Online retailer, responding to a lawsuit by Toys R Us Inc., is seeking to dissolve their partnership, citing a "chronic failure" by the nation's No. 2 toy seller to adhere to their contract.

Seattle-based suggested it should be awarded at least $750 million as compensation for lost shipping revenue and other costs, in a countersuit filed Friday in state Superior Court in Paterson, N.J.

"We believe this counterclaim has no merit," Susan McLaughlin, a spokeswoman for Wayne, N.J.-based Toys R Us, said Monday. "We are currently engaged in mediation and have agreed to avoid additional commentary."

The filing was reported Saturday by the Seattle Times.

Toys R Us subsidiary sued in May, charging that the Web-based retailer violated exclusivity terms by selling, and letting others sell, products that their agreement required to be sold only by Toys R Us.

Toys R Us claimed it paid $200 million over four years for the privilege of having competitors kept off the Web site.

In its response, said their agreement provides exceptions that allow and others to compete for sales of toys, games and baby products.

For instance, said that the deal allowed other vendors to sell such products on its Web site on terms available to the general public and that those are not subject to exclusivity. charged that demonstrated a "chronic unwillingness or inability" to meet its contractual obligation to offer a comprehensive selection of top-selling toys, games and baby products.

It claimed that was out of stock of the most popular items during the critical holiday buying season, hurting efforts to compete with Wal-Mart Stores Inc., the nation's top toy seller.

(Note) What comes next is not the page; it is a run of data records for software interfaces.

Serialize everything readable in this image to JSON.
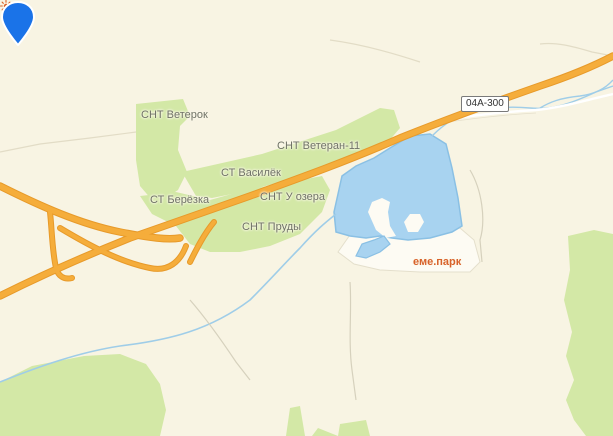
{
  "map": {
    "colors": {
      "land": "#f8f4e3",
      "forest": "#d3e8a6",
      "forest_dark": "#bedf8d",
      "water": "#a8d3f0",
      "water_stroke": "#8ac0e4",
      "stream": "#9fcde8",
      "highway": "#f5ad3b",
      "highway_casing": "#e79a2a",
      "minor_road": "#ffffff",
      "track": "#d6d1bd",
      "pin": "#1a73e8",
      "poi_accent": "#d8622a"
    },
    "road_shield": "04А-300",
    "labels": {
      "snt_veterok": "СНТ Ветерок",
      "snt_veteran": "СНТ Ветеран-11",
      "st_vasilek": "СТ Василёк",
      "st_berezka": "СТ Берёзка",
      "snt_u_ozera": "СНТ У озера",
      "snt_prudy": "СНТ Пруды"
    },
    "poi": {
      "name": "еме.парк",
      "icon": "sun-icon"
    },
    "marker": {
      "icon": "location-pin-icon"
    }
  }
}
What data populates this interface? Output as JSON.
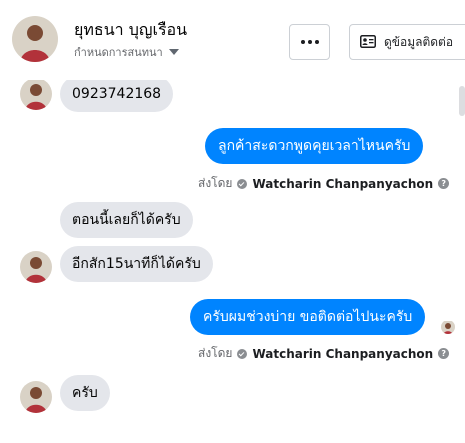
{
  "header": {
    "contact_name": "ยุทธนา บุญเรือน",
    "manage_chat_label": "กำหนดการสนทนา",
    "contact_info_button_label": "ดูข้อมูลติดต่อ",
    "more_icon": "more-horizontal-icon",
    "contact_card_icon": "contact-card-icon"
  },
  "messages": [
    {
      "direction": "incoming",
      "text": "0923742168"
    },
    {
      "direction": "outgoing",
      "text": "ลูกค้าสะดวกพูดคุยเวลาไหนครับ"
    },
    {
      "direction": "incoming",
      "text": "ตอนนี้เลยก็ได้ครับ"
    },
    {
      "direction": "incoming",
      "text": "อีกสัก15นาทีก็ได้ครับ"
    },
    {
      "direction": "outgoing",
      "text": "ครับผมช่วงบ่าย ขอติดต่อไปนะครับ"
    },
    {
      "direction": "incoming",
      "text": "ครับ"
    }
  ],
  "sent_by": {
    "prefix": "ส่งโดย",
    "sender": "Watcharin Chanpanyachon",
    "verified_icon": "check-circle-icon",
    "help_icon": "question-circle-icon",
    "help_glyph": "?"
  },
  "colors": {
    "outgoing_bubble": "#0084ff",
    "incoming_bubble": "#e4e6eb",
    "secondary_text": "#65676b"
  }
}
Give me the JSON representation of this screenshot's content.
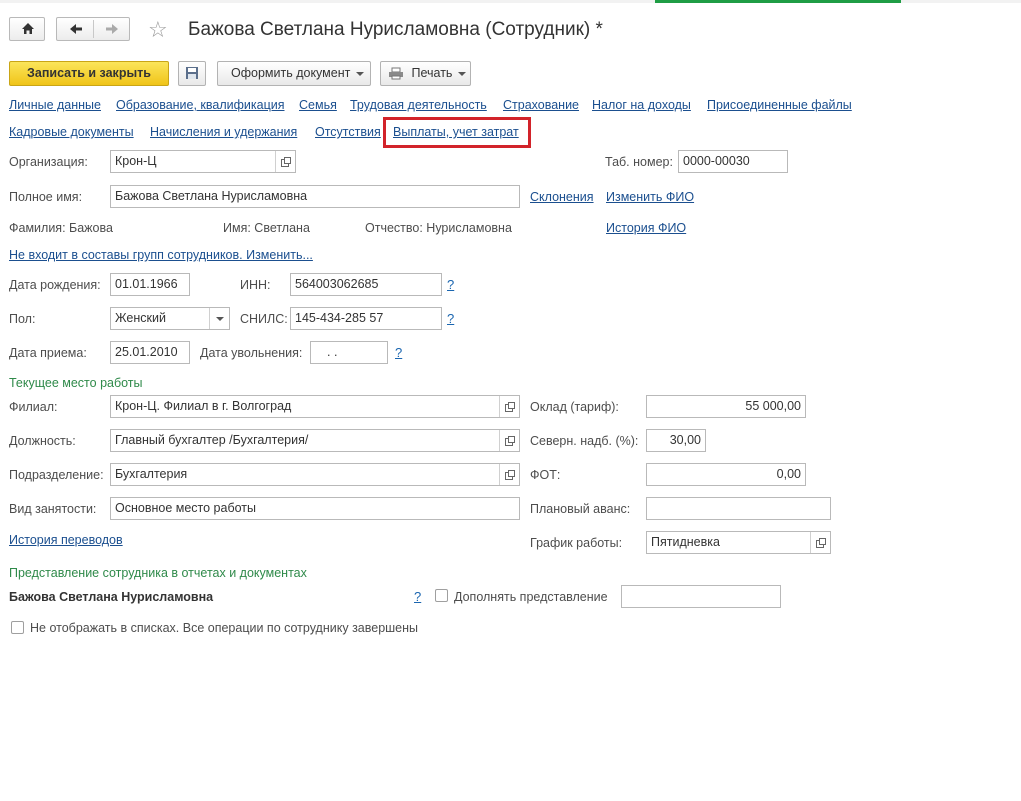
{
  "window": {
    "title": "Бажова Светлана Нурисламовна (Сотрудник) *"
  },
  "toolbar": {
    "save_close_label": "Записать и закрыть",
    "create_doc_label": "Оформить документ",
    "print_label": "Печать"
  },
  "nav_links": {
    "row1": [
      "Личные данные",
      "Образование, квалификация",
      "Семья",
      "Трудовая деятельность",
      "Страхование",
      "Налог на доходы",
      "Присоединенные файлы"
    ],
    "row2": [
      "Кадровые документы",
      "Начисления и удержания",
      "Отсутствия",
      "Выплаты, учет затрат"
    ]
  },
  "form": {
    "organization_label": "Организация:",
    "organization_value": "Крон-Ц",
    "tab_number_label": "Таб. номер:",
    "tab_number_value": "0000-00030",
    "full_name_label": "Полное имя:",
    "full_name_value": "Бажова Светлана Нурисламовна",
    "declensions_link": "Склонения",
    "change_name_link": "Изменить ФИО",
    "surname_text": "Фамилия: Бажова",
    "name_text": "Имя: Светлана",
    "patronymic_text": "Отчество: Нурисламовна",
    "name_history_link": "История ФИО",
    "groups_link": "Не входит в составы групп сотрудников. Изменить...",
    "birth_date_label": "Дата рождения:",
    "birth_date_value": "01.01.1966",
    "inn_label": "ИНН:",
    "inn_value": "564003062685",
    "gender_label": "Пол:",
    "gender_value": "Женский",
    "snils_label": "СНИЛС:",
    "snils_value": "145-434-285 57",
    "hire_date_label": "Дата приема:",
    "hire_date_value": "25.01.2010",
    "dismissal_label": "Дата увольнения:",
    "dismissal_value": " .  .",
    "question_mark": "?"
  },
  "workplace": {
    "section_title": "Текущее место работы",
    "branch_label": "Филиал:",
    "branch_value": "Крон-Ц. Филиал в г. Волгоград",
    "position_label": "Должность:",
    "position_value": "Главный бухгалтер /Бухгалтерия/",
    "department_label": "Подразделение:",
    "department_value": "Бухгалтерия",
    "employment_label": "Вид занятости:",
    "employment_value": "Основное место работы",
    "transfers_link": "История переводов",
    "salary_label": "Оклад (тариф):",
    "salary_value": "55 000,00",
    "north_label": "Северн. надб. (%):",
    "north_value": "30,00",
    "fot_label": "ФОТ:",
    "fot_value": "0,00",
    "advance_label": "Плановый аванс:",
    "advance_value": "",
    "schedule_label": "График работы:",
    "schedule_value": "Пятидневка"
  },
  "representation": {
    "section_title": "Представление сотрудника в отчетах и документах",
    "name": "Бажова Светлана Нурисламовна",
    "supplement_label": "Дополнять представление",
    "supplement_value": "",
    "hide_label": "Не отображать в списках. Все операции по сотруднику завершены"
  }
}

Both and Toys R Us seek a judgment that the other is violating the agreement.

Toys R Us seeks unspecified monetary damages for breach of contract, or a ruling that would void the contract and force to return the $200 million.

With the signing of the deal in August 2000, stopped selling products through its own site to join the site, Toys R Us said.

Toys R Us shares fell 38 cents to close at $16.18 Monday on the New York Stock Exchange, while shares rose $1.59, or 3.1 percent, to close at $53.39 on the Nasdaq Stock Market.

Toys R Us chief executive John Eyler, left, and Jeff Bezos, his counterpart at Amazon, had high hopes as they set up the online toy partnership in 2000.